Take a quick drive down one of our local highways and it’s clear that fines alone are not enough to deter people from littering. From cigarette butts to old electronics and tires, our roadsides, sidewalks, parks, waterways and open spaces are full of examples of environmental apathy.

Cleaning up after careless litterbugs and illegal dumpers can be costly and bad for the environment. In fact, PennDOT spends upward of $10 million cleaning up roadside litter every year. It costs approximately $600 per ton to clean up an illegal dumpsite. Furthermore, an abundance of trash becomes an eyesore in our local communities, hindering economic development and even attracting more crime.

At the state level, a new law aims to bring some teeth to our littering laws for the first time. With the goal of bringing the penalties for littering in line with the crime, Act 62 would require offenders to spend time cleaning up trash.

Specifically, the new law requires that for a first offense of scattering rubbish, a person is required to pick up litter or illegally dumped trash for between five and 30 hours within six months, in addition to the existing fine of $50 to $300.

For a second or subsequent offense, the offender may also be required to pick up litter or illegally dumped trash for 30 to 100 hours over one year, in addition to the existing fine of $300 to $1,000. Existing fines are doubled when committed in a litter enforcement corridor and tripled for litter that originated from a commercial business within a litter enforcement corridor.

In the name of safety, Act 62 also requires that a vehicle must yield the right-of-way to any authorized vehicle or pedestrian engaged in work upon a highway within a litter enforcement corridor.

While this new law won’t eliminate all instances of littering and illegal dumping in our communities, it’s my hope the tougher penalties will make potential litterers think twice about throwing their trash out the window or dumping it along the roadways. For the sake of our economy, our environment and our future, we must do everything we can to keep Pennsylvania beautiful.

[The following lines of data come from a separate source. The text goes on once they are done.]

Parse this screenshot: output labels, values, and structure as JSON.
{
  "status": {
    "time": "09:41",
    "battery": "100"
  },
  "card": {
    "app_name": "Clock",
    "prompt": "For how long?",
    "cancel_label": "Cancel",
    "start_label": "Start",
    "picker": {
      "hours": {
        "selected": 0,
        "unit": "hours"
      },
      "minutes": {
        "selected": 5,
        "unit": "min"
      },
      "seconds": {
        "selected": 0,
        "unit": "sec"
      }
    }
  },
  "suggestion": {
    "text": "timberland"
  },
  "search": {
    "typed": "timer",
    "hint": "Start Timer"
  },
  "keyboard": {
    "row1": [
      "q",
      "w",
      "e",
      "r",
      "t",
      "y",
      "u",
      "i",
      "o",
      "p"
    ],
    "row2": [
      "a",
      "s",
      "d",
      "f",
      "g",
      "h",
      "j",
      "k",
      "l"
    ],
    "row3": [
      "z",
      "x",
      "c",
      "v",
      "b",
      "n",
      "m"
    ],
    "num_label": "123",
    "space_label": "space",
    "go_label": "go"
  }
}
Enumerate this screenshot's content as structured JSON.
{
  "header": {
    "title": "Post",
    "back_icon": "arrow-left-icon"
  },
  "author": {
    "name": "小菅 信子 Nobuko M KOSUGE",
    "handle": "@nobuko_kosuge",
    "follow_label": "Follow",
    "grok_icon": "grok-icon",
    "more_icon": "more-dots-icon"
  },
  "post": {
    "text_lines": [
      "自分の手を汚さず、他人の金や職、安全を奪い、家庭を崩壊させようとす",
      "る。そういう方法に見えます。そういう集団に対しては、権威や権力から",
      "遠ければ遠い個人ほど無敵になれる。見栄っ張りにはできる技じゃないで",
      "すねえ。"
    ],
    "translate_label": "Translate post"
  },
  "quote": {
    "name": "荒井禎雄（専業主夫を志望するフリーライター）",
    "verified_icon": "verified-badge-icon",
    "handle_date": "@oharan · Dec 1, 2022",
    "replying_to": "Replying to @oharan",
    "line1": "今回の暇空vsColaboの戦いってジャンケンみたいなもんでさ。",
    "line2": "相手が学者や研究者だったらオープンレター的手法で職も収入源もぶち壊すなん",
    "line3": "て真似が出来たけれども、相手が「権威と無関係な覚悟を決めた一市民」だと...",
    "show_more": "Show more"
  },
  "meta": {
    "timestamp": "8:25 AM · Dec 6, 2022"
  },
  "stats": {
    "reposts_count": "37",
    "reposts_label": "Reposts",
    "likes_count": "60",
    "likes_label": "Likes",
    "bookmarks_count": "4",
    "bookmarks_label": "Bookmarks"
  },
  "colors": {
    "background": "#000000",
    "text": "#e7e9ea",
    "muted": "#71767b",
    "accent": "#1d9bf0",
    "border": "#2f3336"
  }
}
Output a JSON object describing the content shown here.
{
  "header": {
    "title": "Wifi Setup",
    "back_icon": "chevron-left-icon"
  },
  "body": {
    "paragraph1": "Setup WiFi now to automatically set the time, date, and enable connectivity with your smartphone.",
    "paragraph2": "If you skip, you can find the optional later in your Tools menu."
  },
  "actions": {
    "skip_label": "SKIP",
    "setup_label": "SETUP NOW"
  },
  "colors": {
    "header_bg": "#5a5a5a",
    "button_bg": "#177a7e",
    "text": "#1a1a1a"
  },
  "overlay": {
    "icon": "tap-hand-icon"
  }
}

State Rep. Tom Mehaffie, R-Lower Swatara Township, represents the 106th House District. Reach him at 717-534-1323 or tmehaffie@pahousegop.com.